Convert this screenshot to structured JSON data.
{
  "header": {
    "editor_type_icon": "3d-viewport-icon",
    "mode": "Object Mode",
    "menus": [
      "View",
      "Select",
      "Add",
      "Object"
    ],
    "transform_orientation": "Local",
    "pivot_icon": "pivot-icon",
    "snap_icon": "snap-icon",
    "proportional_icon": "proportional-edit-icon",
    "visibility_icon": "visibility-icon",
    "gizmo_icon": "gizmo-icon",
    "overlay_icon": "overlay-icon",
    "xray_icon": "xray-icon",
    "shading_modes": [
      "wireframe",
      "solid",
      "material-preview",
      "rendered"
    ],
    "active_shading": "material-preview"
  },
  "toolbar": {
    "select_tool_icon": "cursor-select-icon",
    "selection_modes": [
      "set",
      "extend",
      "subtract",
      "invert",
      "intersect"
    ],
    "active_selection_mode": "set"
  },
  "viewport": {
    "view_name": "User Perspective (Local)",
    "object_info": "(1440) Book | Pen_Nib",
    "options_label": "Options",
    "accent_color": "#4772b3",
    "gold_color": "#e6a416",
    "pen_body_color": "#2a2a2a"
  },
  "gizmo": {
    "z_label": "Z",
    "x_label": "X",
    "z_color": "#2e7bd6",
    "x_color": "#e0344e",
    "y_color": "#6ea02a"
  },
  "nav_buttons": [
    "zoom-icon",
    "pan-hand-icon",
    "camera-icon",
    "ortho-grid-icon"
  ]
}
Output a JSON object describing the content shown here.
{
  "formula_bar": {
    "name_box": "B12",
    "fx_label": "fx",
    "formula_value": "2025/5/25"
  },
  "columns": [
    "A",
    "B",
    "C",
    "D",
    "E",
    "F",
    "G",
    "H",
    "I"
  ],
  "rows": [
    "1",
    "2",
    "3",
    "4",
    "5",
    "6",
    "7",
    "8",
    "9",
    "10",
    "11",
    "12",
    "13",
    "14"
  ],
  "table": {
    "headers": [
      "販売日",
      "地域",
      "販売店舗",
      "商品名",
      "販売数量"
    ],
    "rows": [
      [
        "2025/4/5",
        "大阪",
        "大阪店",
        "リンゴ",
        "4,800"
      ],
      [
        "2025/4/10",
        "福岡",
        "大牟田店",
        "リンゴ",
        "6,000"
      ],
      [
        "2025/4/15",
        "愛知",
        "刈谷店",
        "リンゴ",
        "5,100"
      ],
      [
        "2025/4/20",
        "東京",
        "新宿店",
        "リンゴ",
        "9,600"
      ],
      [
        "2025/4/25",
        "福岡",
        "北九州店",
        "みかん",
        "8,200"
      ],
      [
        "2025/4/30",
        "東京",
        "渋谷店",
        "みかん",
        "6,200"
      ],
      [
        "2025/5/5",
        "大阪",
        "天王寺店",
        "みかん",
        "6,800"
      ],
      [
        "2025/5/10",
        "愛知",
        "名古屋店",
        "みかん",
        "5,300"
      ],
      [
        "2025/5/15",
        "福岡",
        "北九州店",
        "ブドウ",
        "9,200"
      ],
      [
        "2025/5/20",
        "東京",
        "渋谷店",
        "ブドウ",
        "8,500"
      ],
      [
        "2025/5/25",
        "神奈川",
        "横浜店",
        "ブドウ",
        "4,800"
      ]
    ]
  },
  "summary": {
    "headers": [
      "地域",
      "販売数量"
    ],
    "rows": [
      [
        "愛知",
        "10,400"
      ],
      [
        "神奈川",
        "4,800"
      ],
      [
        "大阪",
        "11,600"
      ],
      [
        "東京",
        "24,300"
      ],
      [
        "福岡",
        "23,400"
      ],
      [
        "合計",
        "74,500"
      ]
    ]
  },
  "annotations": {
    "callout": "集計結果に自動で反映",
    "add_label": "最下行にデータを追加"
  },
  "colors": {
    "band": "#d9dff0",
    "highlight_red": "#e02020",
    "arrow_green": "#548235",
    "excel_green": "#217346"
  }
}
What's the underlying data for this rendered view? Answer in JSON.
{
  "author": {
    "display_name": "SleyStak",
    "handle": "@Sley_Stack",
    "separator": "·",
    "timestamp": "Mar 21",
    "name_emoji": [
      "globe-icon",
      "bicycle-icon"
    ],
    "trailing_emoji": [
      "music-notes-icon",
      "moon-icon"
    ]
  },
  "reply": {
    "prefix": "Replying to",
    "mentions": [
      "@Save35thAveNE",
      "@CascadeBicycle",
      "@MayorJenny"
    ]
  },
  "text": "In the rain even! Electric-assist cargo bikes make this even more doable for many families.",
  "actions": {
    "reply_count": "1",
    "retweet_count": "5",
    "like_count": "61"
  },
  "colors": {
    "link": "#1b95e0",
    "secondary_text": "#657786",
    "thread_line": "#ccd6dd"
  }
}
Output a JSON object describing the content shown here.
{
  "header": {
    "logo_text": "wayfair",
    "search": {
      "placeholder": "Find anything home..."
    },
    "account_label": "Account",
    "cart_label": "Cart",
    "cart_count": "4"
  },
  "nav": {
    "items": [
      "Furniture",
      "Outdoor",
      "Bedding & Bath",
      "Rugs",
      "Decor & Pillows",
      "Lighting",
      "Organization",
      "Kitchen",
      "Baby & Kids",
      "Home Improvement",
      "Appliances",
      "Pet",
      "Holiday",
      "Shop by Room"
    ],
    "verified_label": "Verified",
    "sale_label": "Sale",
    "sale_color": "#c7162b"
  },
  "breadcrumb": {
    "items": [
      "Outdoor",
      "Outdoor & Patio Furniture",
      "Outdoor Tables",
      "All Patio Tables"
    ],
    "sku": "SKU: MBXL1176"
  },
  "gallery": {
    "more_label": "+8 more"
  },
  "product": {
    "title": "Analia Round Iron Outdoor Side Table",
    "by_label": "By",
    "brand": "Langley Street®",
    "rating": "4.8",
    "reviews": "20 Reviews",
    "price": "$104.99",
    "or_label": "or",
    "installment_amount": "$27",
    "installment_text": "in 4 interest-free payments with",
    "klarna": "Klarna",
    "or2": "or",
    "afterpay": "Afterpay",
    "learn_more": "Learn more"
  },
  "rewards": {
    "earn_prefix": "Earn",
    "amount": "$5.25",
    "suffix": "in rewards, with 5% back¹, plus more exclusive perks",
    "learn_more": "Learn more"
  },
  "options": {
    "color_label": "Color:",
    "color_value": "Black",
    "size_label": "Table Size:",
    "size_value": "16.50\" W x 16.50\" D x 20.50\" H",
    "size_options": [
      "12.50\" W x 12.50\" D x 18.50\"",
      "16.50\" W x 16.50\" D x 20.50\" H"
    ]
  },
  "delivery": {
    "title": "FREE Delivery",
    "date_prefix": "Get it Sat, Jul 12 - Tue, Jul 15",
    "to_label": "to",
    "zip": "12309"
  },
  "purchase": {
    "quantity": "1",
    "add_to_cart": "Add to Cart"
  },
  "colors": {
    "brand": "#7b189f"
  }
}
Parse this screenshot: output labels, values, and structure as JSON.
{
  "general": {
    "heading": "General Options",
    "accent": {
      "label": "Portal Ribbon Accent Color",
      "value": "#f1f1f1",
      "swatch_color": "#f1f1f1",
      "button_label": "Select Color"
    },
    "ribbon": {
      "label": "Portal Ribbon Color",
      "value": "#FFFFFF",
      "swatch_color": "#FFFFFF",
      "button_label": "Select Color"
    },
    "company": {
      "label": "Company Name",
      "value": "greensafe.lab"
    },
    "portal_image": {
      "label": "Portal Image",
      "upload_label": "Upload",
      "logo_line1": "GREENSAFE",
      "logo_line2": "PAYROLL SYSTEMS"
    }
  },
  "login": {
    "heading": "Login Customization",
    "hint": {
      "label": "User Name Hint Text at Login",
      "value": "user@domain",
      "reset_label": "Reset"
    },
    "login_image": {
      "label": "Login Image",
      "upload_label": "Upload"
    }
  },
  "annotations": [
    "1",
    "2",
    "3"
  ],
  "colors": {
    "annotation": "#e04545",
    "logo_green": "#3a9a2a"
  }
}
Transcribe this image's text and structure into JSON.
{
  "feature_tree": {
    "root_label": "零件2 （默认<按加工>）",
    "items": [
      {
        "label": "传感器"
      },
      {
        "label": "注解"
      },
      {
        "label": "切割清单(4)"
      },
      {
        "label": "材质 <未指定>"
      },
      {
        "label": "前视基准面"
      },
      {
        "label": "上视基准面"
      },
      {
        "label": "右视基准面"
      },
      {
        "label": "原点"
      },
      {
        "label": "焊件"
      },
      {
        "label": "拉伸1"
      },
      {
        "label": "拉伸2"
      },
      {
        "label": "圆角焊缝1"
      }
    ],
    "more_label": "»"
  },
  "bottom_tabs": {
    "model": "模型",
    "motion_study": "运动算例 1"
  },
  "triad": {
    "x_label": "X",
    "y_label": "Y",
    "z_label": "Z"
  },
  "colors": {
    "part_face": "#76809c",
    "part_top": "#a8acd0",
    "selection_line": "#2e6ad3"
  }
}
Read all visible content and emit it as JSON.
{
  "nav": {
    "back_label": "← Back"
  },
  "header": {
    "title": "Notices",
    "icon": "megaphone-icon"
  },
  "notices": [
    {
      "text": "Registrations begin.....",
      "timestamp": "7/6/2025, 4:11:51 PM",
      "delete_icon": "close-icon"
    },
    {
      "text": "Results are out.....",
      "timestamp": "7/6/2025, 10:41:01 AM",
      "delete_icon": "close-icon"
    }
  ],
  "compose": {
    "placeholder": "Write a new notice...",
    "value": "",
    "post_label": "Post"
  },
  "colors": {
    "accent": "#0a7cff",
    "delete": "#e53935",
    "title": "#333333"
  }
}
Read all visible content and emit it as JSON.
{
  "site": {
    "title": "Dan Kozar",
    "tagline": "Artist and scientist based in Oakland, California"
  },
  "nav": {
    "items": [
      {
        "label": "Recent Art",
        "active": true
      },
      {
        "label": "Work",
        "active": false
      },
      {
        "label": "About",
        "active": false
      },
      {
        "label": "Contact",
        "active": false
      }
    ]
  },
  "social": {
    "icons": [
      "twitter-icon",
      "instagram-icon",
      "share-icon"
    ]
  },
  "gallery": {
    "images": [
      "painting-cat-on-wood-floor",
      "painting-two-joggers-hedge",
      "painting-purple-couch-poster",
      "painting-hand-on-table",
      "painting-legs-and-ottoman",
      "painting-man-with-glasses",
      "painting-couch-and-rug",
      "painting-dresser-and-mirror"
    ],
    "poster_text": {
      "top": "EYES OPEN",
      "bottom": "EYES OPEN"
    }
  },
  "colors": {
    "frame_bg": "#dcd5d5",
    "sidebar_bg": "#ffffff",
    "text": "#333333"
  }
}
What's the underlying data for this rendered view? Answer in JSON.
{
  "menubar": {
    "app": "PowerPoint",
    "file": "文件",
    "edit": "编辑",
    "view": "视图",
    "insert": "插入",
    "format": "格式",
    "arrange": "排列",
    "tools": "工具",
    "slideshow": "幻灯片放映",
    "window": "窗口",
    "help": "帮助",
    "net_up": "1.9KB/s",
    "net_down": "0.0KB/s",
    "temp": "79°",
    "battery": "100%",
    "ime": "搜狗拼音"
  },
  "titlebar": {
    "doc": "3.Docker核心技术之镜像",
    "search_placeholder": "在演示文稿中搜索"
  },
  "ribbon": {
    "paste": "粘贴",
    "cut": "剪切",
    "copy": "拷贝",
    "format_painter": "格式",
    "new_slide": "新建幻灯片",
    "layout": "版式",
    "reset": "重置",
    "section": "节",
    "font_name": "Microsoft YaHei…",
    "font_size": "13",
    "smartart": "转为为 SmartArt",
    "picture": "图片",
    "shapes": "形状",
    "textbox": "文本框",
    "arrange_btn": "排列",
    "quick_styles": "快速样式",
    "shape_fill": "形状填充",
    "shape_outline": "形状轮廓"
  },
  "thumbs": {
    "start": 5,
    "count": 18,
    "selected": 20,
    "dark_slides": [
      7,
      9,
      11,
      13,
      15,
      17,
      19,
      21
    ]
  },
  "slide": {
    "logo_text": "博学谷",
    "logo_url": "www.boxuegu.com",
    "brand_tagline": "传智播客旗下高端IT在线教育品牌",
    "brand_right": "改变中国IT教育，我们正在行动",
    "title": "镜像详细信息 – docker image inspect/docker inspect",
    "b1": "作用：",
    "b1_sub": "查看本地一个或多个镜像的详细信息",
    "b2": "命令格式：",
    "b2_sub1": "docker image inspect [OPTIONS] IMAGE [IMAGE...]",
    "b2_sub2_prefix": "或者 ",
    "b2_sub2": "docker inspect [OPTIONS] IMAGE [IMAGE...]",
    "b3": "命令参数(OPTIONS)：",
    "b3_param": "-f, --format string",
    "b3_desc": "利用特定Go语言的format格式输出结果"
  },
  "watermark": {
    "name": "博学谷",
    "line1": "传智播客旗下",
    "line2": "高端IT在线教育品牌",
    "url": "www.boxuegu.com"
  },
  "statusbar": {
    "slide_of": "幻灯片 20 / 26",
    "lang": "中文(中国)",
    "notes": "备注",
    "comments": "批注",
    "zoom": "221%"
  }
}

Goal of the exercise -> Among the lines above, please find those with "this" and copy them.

Response area ->
Convert this screenshot to structured JSON data.
What's the underlying data for this rendered view? Answer in JSON.
  "text": "In the rain even! Electric-assist cargo bikes make this even more doable for many families.",
Parse this screenshot: output labels, values, and structure as JSON.
Transcribe this image's text and structure into JSON.
What's the underlying data for this rendered view? Answer in JSON.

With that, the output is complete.